While doublespeak often refers to the use of euphemisms, it can also mean creating an ambiguity to deliberately invert the meaning. In such cases, doublespeak disguises the nature of the truth. A good politically correct example of doublespeak today is the continual reference to Islam as a peaceful religion.
The French President took political correctness to a ludicrous extreme on Thursday last week when he declared in a completely masterful stroke of doublespeak that Muslims are the “first victims of fanaticism, fundamentalism, intolerance,” without mentioning that fundamentalist, fanatical and intolerant Islam is at the forefront of almost every terror attack.
France’s Prime Minister Manuel Valls, however, takes a different stance.
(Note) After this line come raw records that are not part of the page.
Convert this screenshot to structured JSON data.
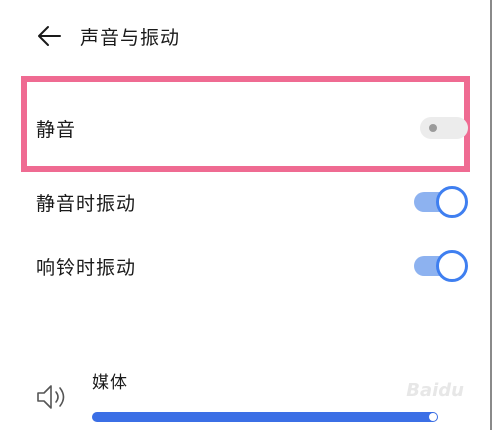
{
  "header": {
    "title": "声音与振动",
    "back_icon": "arrow-left-icon"
  },
  "settings": [
    {
      "label": "静音",
      "state": "off"
    },
    {
      "label": "静音时振动",
      "state": "on"
    },
    {
      "label": "响铃时振动",
      "state": "on"
    }
  ],
  "media": {
    "label": "媒体",
    "icon": "speaker-icon",
    "volume_fraction": 1.0
  },
  "colors": {
    "highlight_border": "#ef6b92",
    "accent": "#3f7ff0",
    "track_on": "#8db2f0",
    "slider_fill": "#3b6fe6"
  },
  "watermark": "Baidu"
}
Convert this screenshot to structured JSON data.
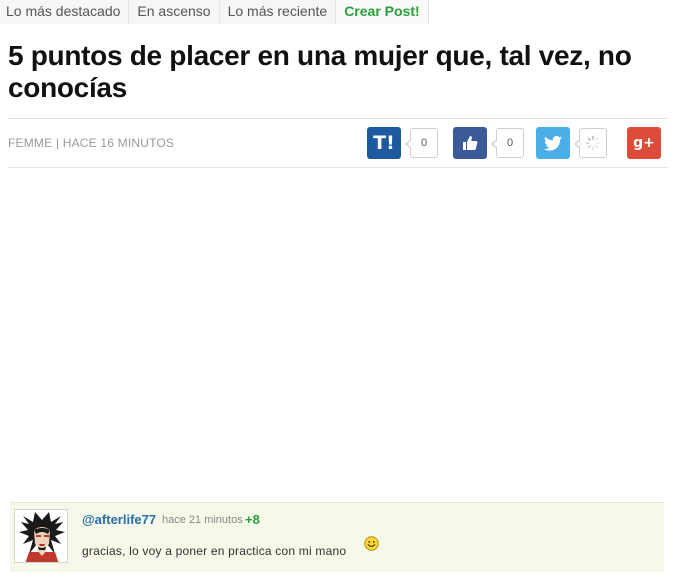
{
  "tabs": [
    {
      "label": "Lo más destacado"
    },
    {
      "label": "En ascenso"
    },
    {
      "label": "Lo más reciente"
    },
    {
      "label": "Crear Post!"
    }
  ],
  "post": {
    "title": "5 puntos de placer en una mujer que, tal vez, no conocías",
    "meta": "FEMME | HACE 16 MINUTOS"
  },
  "share": {
    "taringa": {
      "icon": "taringa-icon",
      "label": "T!",
      "count": "0",
      "color": "#1e5aa0"
    },
    "facebook": {
      "icon": "thumbs-up-icon",
      "count": "0",
      "color": "#3b5b98"
    },
    "twitter": {
      "icon": "twitter-bird-icon",
      "count": "loading",
      "color": "#4aaee8"
    },
    "gplus": {
      "icon": "google-plus-icon",
      "label": "g+",
      "color": "#dd4b39"
    }
  },
  "comment": {
    "user": "@afterlife77",
    "time": "hace 21 minutos",
    "score": "+8",
    "text": "gracias, lo voy a poner en practica con mi mano",
    "emoticon": "smiley-icon"
  }
}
Valls argues that the charge of ‘Islamophobia‘ is often used to silence critics of Islamism.
If we are left feeling a little confused by the rhetoric surrounding Islam, we are not alone. Pat Condell has the final word on Islamic doublespeak – or does he?
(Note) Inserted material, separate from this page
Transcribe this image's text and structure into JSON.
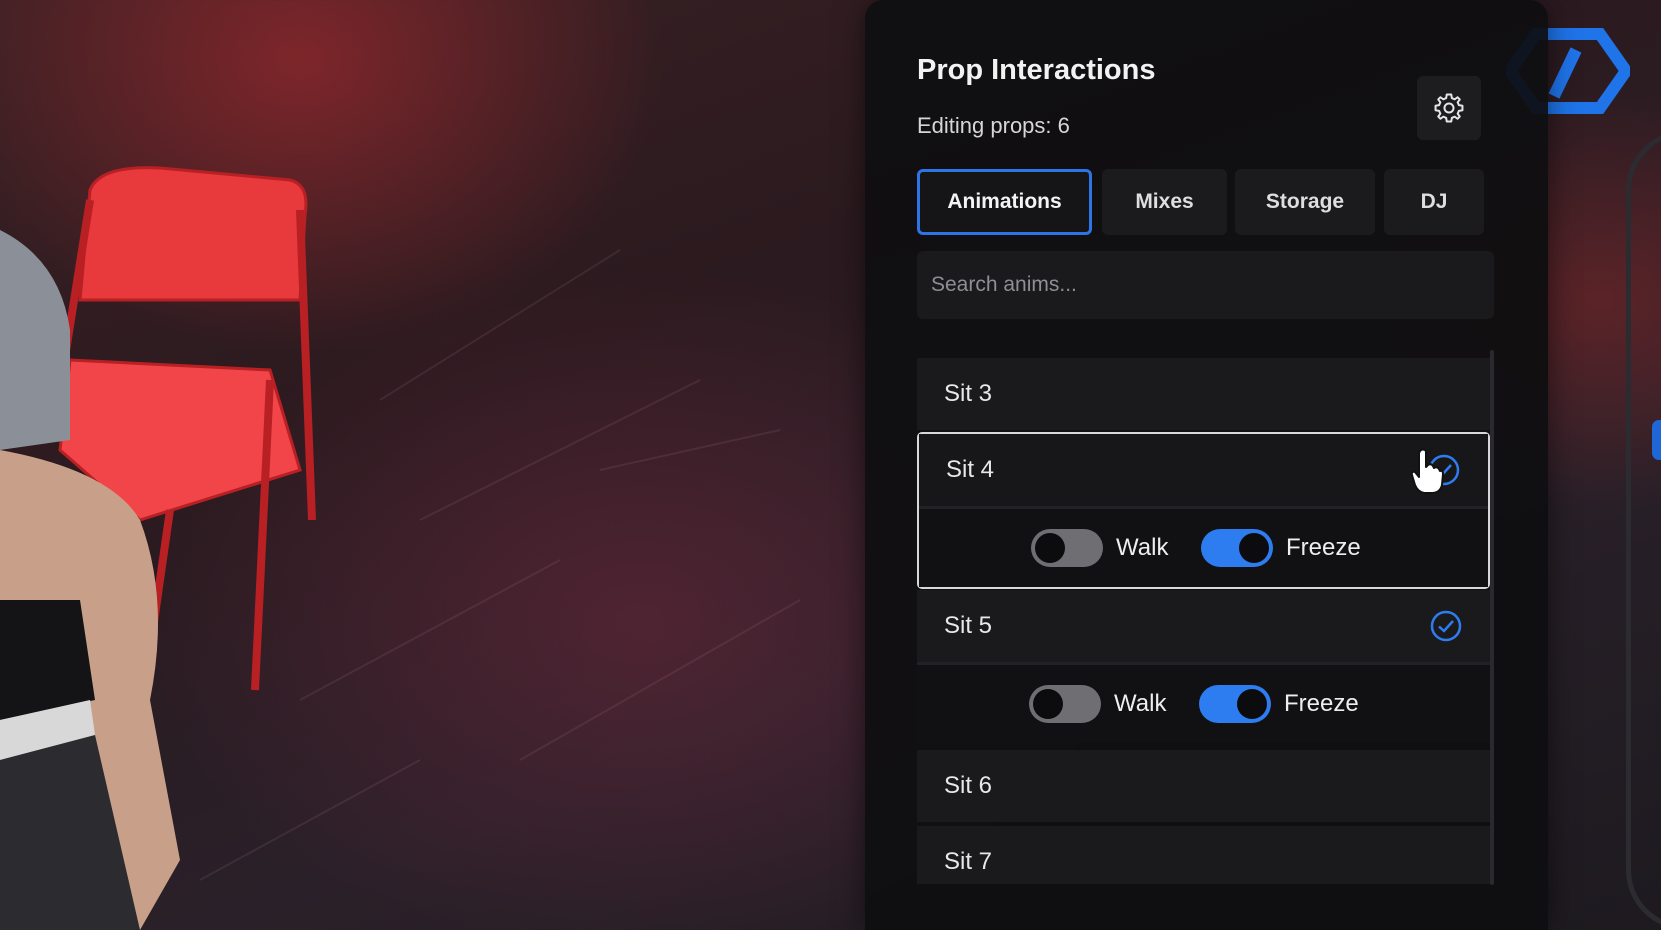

Okay, let’s give it to this Muslim Cleric Tunisian Cleric Kamal Zarouq in ISIS-controlled Al-Raqqah, Syriathere is no doublespeak here – :
Some people curse the Prophet Muhammad, yet there are people who do not want the Islamic nation to and kill them. According to the sacred texts, and by consensus of the Islamic scholars, those who curse the Prophet Muhammad should be killed, regardless of whether or not they repent. Those who curse the Prophet should be killed.
Let the entire world hear: Those who curse the Prophet Muhammad – If we do not kill them this year, we shall kill them next year. If we do not kill them next year, our sons, these young men, will kill them.
I bring you the glad tidings that France will be conquered, Allah willing. We will not boycott French products, as some wretched people have proposed. Allah willing, we shall chop off the head of France, with a sword that bears the words: “There is no god but Allah.”